*** Dataset records ***

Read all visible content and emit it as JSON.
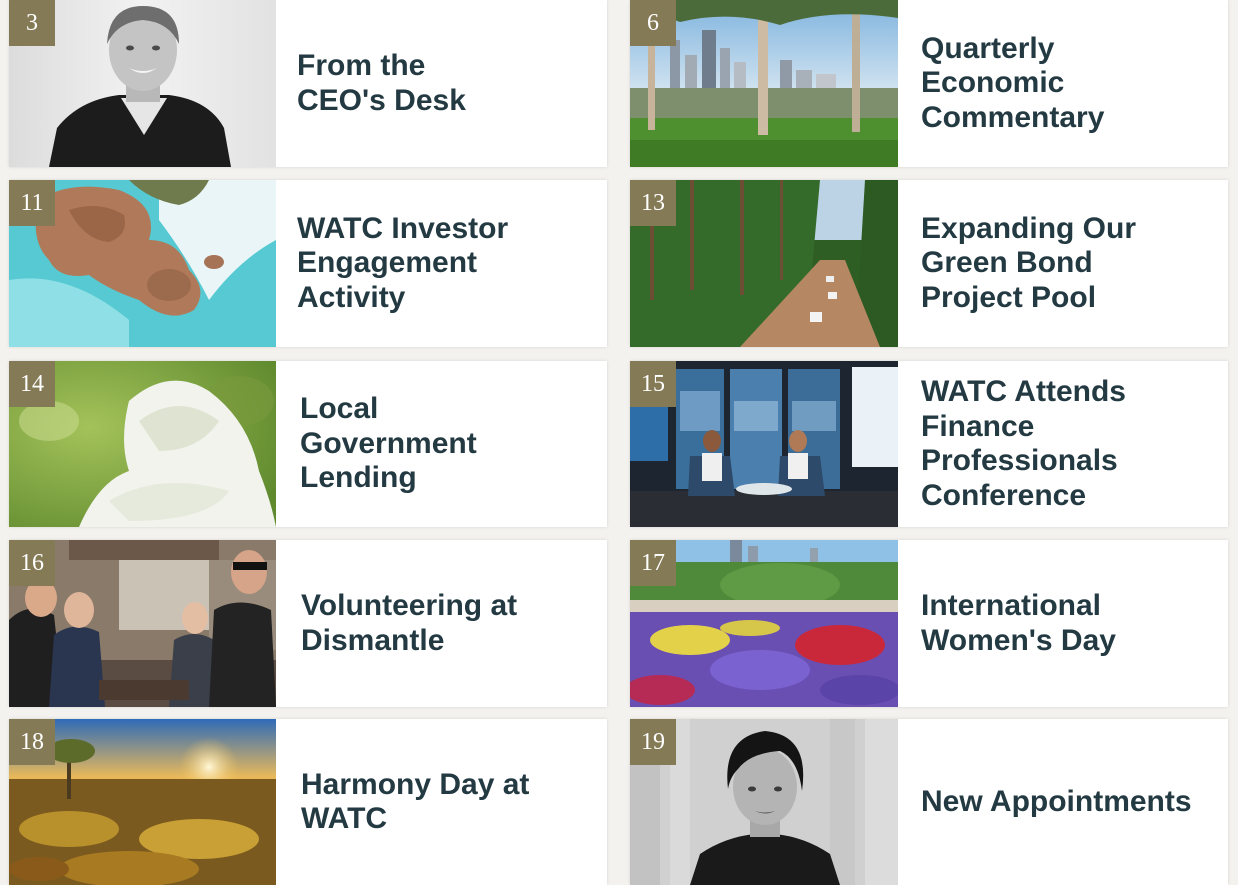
{
  "articles": [
    {
      "page": "3",
      "title": "From the CEO's Desk",
      "title_lines": [
        "From the",
        "CEO's Desk"
      ],
      "image": "portrait-ceo-photo"
    },
    {
      "page": "6",
      "title": "Quarterly Economic Commentary",
      "title_lines": [
        "Quarterly",
        "Economic",
        "Commentary"
      ],
      "image": "perth-skyline-photo"
    },
    {
      "page": "11",
      "title": "WATC Investor Engagement Activity",
      "title_lines": [
        "WATC Investor",
        "Engagement",
        "Activity"
      ],
      "image": "coastal-rocks-photo"
    },
    {
      "page": "13",
      "title": "Expanding Our Green Bond Project Pool",
      "title_lines": [
        "Expanding Our",
        "Green Bond",
        "Project Pool"
      ],
      "image": "forest-road-photo"
    },
    {
      "page": "14",
      "title": "Local Government Lending",
      "title_lines": [
        "Local",
        "Government",
        "Lending"
      ],
      "image": "wildflower-photo"
    },
    {
      "page": "15",
      "title": "WATC Attends Finance Professionals Conference",
      "title_lines": [
        "WATC Attends",
        "Finance",
        "Professionals",
        "Conference"
      ],
      "image": "conference-booth-photo"
    },
    {
      "page": "16",
      "title": "Volunteering at Dismantle",
      "title_lines": [
        "Volunteering at",
        "Dismantle"
      ],
      "image": "volunteers-workshop-photo"
    },
    {
      "page": "17",
      "title": "International Women's Day",
      "title_lines": [
        "International",
        "Women's Day"
      ],
      "image": "flower-garden-photo"
    },
    {
      "page": "18",
      "title": "Harmony Day at WATC",
      "title_lines": [
        "Harmony Day at",
        "WATC"
      ],
      "image": "outback-sunset-photo"
    },
    {
      "page": "19",
      "title": "New Appointments",
      "title_lines": [
        "New Appointments"
      ],
      "image": "portrait-appointee-photo"
    }
  ],
  "colors": {
    "badge": "#857a56",
    "title": "#243a42",
    "card": "#ffffff",
    "page_background": "#f4f2ee"
  }
}
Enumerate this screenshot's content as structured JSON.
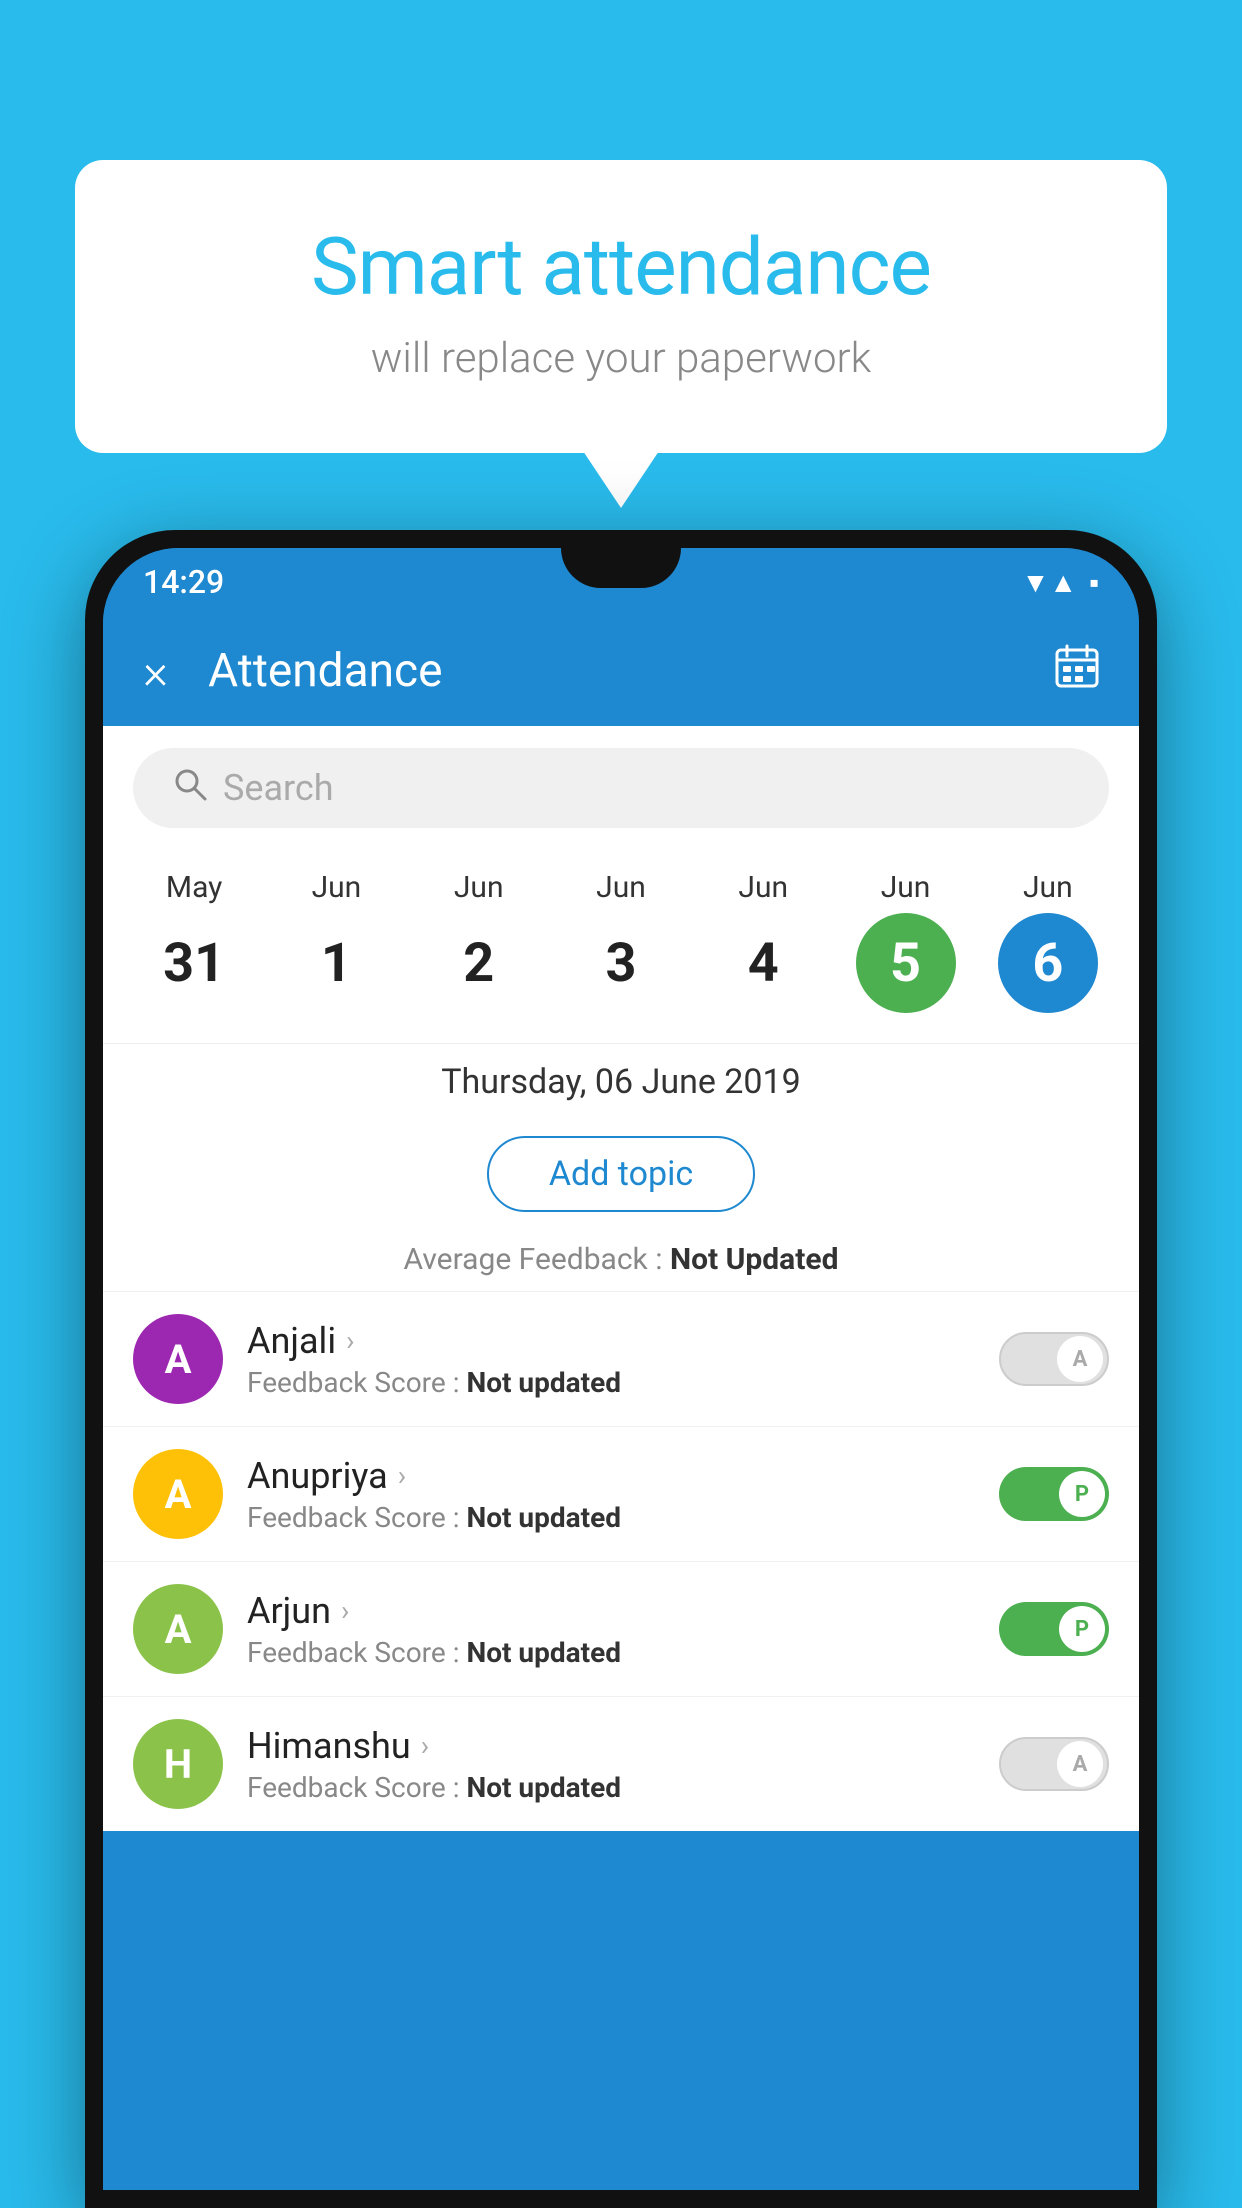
{
  "background_color": "#29BBEC",
  "speech_bubble": {
    "title": "Smart attendance",
    "subtitle": "will replace your paperwork"
  },
  "status_bar": {
    "time": "14:29",
    "icons": [
      "wifi",
      "signal",
      "battery"
    ]
  },
  "app_bar": {
    "title": "Attendance",
    "close_label": "×",
    "calendar_icon": "calendar"
  },
  "search": {
    "placeholder": "Search"
  },
  "calendar": {
    "dates": [
      {
        "month": "May",
        "day": "31",
        "active": false
      },
      {
        "month": "Jun",
        "day": "1",
        "active": false
      },
      {
        "month": "Jun",
        "day": "2",
        "active": false
      },
      {
        "month": "Jun",
        "day": "3",
        "active": false
      },
      {
        "month": "Jun",
        "day": "4",
        "active": false
      },
      {
        "month": "Jun",
        "day": "5",
        "active": "green"
      },
      {
        "month": "Jun",
        "day": "6",
        "active": "blue"
      }
    ]
  },
  "selected_date": "Thursday, 06 June 2019",
  "add_topic_label": "Add topic",
  "avg_feedback_label": "Average Feedback :",
  "avg_feedback_value": "Not Updated",
  "students": [
    {
      "name": "Anjali",
      "avatar_letter": "A",
      "avatar_color": "#9C27B0",
      "feedback_label": "Feedback Score :",
      "feedback_value": "Not updated",
      "toggle": "off",
      "toggle_letter": "A"
    },
    {
      "name": "Anupriya",
      "avatar_letter": "A",
      "avatar_color": "#FFC107",
      "feedback_label": "Feedback Score :",
      "feedback_value": "Not updated",
      "toggle": "on",
      "toggle_letter": "P"
    },
    {
      "name": "Arjun",
      "avatar_letter": "A",
      "avatar_color": "#8BC34A",
      "feedback_label": "Feedback Score :",
      "feedback_value": "Not updated",
      "toggle": "on",
      "toggle_letter": "P"
    },
    {
      "name": "Himanshu",
      "avatar_letter": "H",
      "avatar_color": "#8BC34A",
      "feedback_label": "Feedback Score :",
      "feedback_value": "Not updated",
      "toggle": "off",
      "toggle_letter": "A"
    }
  ]
}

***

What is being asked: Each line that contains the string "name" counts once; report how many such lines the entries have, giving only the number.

Solution to this problem: 4